GILLESPIE: Well, I'm not sure about failure. But I would agree with George in terms of disappointment that Mitch didn't run. I'd add to that John Thune and Haley Barbour as well. I think that had those three been in the field, it would be a, you know, more fulsome field right now.
And so I think that there's -- there is a sense of disappointment amongst many Republicans, that those three in particular opted out rather than in.
AMANPOUR: So you said those who've opted out, do you think Mitt Romney, the sort of target of this -- Anyone but Mitt! -- is actually going to be the nominee?
GILLESPIE: Well, I don't know. It's been very fluid. And the fact is, that's the question right now, is that a, you know, is it a ceiling that he is facing? Or is it, at the end of the day, people are going to gravitate toward him?
You know, we saw this a little bit with John McCain in the last cycle, you know, he was down and then -- and, you know, people resisted going to him. And at the end of the day, they did. I don't know that that's going to be the case this time...
ROBERTS: But that didn't turn out so well for the Republicans in the end.
AMANPOUR: Do you think...
GILLESPIE: Well, it was a tough -- you know, I agree with that, obviously, very tough environment. I don't think -- I think it's a very tough environment for the president this go-around.
AMANPOUR: Do you think, Jon, that even at this late date, all of this anxiety could result in a third-party candidate?
KARL: Well, look, the conditions are practically perfect for a third-party candidate, especially if Newt Gingrich is the Republican nominee. You have -- you have two candidates for the parties that have absolutely -- I mean, almost no support among independents at this point, I mean, completely alienating independents. And there is the environment. But I just -- who?
KARL: I mean, you know, who's out there?
ROBERTS: Ron Paul.
WILL: Traditionally, successful third-party candidates have three things: a regional base -- George Wallace -- a burning issue -- George Wallace or Ross Perot, who got 19 percent of the vote -- and a vivid personality, and Lord knows Wallace and Perot had both. I don't see anyone with any of the three.
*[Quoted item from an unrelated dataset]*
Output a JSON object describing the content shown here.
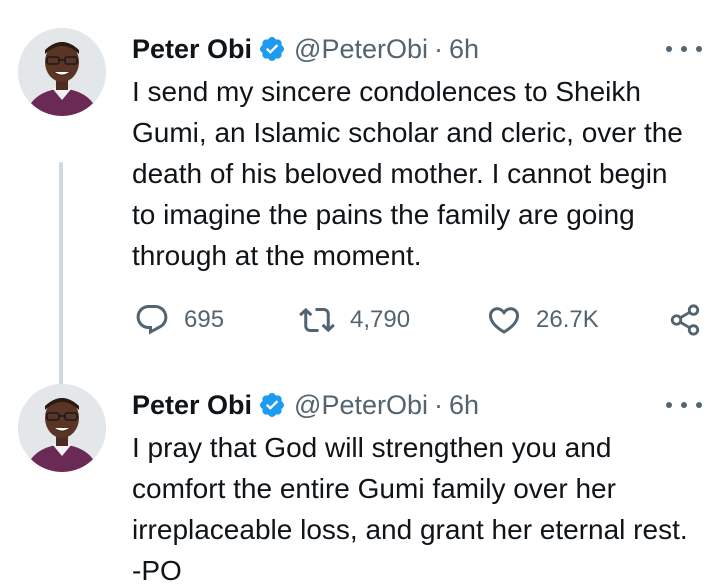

AMANPOUR: So quick, lightning round, then, who do you think was the most influential politician of 2012? Real name, not the president?
WILL: John Boehner...
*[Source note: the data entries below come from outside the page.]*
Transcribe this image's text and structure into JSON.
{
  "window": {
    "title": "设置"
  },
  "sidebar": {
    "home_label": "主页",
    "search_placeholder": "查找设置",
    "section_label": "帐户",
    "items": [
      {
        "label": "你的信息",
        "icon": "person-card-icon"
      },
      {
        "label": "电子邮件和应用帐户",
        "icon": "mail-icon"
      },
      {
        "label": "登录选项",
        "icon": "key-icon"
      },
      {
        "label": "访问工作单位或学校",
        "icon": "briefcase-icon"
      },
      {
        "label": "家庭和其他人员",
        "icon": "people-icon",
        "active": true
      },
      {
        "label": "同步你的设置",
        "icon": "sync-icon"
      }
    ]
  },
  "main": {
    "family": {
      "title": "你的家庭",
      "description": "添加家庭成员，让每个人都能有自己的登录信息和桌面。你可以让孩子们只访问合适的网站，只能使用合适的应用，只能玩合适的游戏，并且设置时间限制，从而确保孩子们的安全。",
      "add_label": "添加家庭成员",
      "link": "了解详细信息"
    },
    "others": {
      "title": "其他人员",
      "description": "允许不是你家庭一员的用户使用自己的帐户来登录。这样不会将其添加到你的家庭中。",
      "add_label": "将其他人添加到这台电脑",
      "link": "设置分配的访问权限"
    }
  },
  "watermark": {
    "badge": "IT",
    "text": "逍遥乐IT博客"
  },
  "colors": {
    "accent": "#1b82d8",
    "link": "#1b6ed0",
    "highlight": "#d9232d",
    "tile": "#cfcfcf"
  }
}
AMANPOUR: John Boehner?
WILL: ... who consistently managed an unruly caucus and bested the president time after time.
ROBERTS: I'm not -- I can't say the president, because...
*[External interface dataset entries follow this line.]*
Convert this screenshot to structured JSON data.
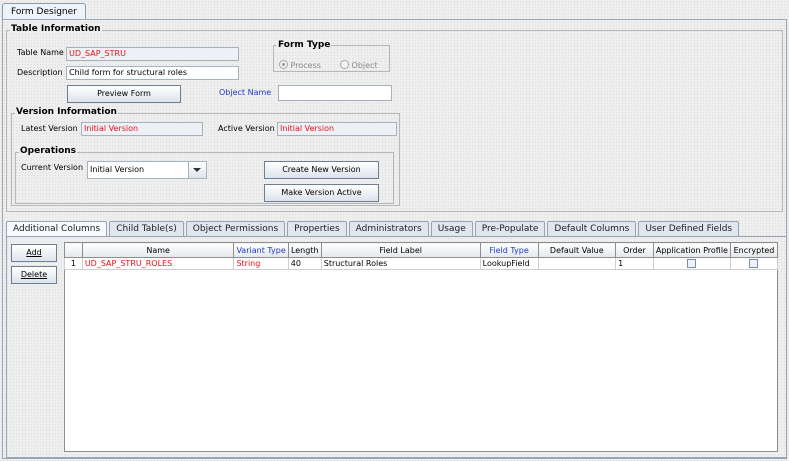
{
  "window": {
    "tab_title": "Form Designer"
  },
  "table_info": {
    "title": "Table Information",
    "table_name_label": "Table Name",
    "table_name_value": "UD_SAP_STRU",
    "description_label": "Description",
    "description_value": "Child form for structural roles",
    "preview_button": "Preview Form",
    "object_name_label": "Object Name",
    "object_name_value": "",
    "form_type": {
      "title": "Form Type",
      "options": [
        "Process",
        "Object"
      ],
      "selected": "Process"
    }
  },
  "version_info": {
    "title": "Version Information",
    "latest_label": "Latest Version",
    "latest_value": "Initial Version",
    "active_label": "Active Version",
    "active_value": "Initial Version"
  },
  "operations": {
    "title": "Operations",
    "current_version_label": "Current Version",
    "current_version_value": "Initial Version",
    "create_button": "Create New Version",
    "make_active_button": "Make Version Active"
  },
  "tabs": [
    "Additional Columns",
    "Child Table(s)",
    "Object Permissions",
    "Properties",
    "Administrators",
    "Usage",
    "Pre-Populate",
    "Default Columns",
    "User Defined Fields"
  ],
  "active_tab": "Additional Columns",
  "side_buttons": {
    "add": "Add",
    "delete": "Delete"
  },
  "grid": {
    "columns": [
      "",
      "Name",
      "Variant Type",
      "Length",
      "Field Label",
      "Field Type",
      "Default Value",
      "Order",
      "Application Profile",
      "Encrypted"
    ],
    "rows": [
      {
        "num": "1",
        "name": "UD_SAP_STRU_ROLES",
        "variant_type": "String",
        "length": "40",
        "field_label": "Structural Roles",
        "field_type": "LookupField",
        "default_value": "",
        "order": "1",
        "application_profile": false,
        "encrypted": false
      }
    ]
  },
  "colors": {
    "accent_red": "#e8101a",
    "accent_blue": "#1f3ccc"
  }
}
ROBERTS: ... oh, OK. Well, I'm afraid I'd have to agree with George, then, John Boehner.
AMANPOUR: Otherwise, why the president?
ROBERTS: Because the president's still the president, and he -- and he can set an agenda in a way that, you know, that others can't.
GILLESPIE: Paul Ryan, who put forward a very concrete plan to reform entitlement spending, withstood an onslaught by the left in defense of it, and I think has shaped the debate and made clear to Republicans and conservatives that this is an argument we can make, and make with confidence.
KARL: Yes, and I'll say Paul Ryan, slightly different take. I mean, he put forth the idea that you could actually tackle entitlements and survive politically. And he got every single Republican in the House to sign onto his plan. Now we'll see if it works.